╭──
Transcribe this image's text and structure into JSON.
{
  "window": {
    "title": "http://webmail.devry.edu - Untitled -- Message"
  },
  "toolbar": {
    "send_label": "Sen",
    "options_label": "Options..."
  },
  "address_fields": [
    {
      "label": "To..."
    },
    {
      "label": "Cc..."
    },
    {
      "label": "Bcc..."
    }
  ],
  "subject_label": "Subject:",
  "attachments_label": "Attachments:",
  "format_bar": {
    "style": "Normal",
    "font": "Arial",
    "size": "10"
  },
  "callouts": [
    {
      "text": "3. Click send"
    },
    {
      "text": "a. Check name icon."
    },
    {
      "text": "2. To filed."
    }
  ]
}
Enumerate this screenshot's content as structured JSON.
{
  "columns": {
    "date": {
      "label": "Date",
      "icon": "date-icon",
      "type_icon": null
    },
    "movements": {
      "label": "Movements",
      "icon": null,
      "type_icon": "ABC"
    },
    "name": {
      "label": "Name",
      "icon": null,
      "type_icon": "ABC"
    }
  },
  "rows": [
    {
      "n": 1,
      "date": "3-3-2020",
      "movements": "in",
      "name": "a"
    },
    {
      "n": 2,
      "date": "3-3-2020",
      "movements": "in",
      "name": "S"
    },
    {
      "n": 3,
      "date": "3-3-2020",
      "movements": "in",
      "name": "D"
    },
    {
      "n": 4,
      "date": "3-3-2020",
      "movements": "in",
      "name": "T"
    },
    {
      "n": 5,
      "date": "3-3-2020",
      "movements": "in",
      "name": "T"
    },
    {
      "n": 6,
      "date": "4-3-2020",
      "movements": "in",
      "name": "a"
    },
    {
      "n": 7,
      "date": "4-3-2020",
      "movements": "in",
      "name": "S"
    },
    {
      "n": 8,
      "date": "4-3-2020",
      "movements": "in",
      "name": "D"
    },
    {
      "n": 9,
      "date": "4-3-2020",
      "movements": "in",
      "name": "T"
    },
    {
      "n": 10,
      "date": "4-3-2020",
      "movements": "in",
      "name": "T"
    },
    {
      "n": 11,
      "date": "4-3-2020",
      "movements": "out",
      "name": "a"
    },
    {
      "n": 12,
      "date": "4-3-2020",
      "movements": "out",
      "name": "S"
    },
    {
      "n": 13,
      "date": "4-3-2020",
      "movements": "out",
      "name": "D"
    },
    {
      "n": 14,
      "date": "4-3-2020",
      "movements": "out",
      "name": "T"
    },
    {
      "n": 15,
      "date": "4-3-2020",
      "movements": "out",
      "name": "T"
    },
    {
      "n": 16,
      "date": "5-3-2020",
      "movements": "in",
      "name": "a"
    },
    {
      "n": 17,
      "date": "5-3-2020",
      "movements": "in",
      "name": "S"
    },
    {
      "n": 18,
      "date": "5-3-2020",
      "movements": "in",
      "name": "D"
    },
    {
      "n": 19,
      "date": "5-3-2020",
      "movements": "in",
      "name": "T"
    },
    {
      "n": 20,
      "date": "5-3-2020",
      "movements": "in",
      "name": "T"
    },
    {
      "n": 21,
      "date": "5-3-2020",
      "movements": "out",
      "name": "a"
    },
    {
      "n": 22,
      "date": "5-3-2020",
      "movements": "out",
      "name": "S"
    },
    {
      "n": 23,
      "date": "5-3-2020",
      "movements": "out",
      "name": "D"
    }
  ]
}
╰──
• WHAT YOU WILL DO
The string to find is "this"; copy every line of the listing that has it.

• WRITTEN RESPONSE
Transcribe this image's text and structure into JSON.
Enumerate this screenshot's content as structured JSON.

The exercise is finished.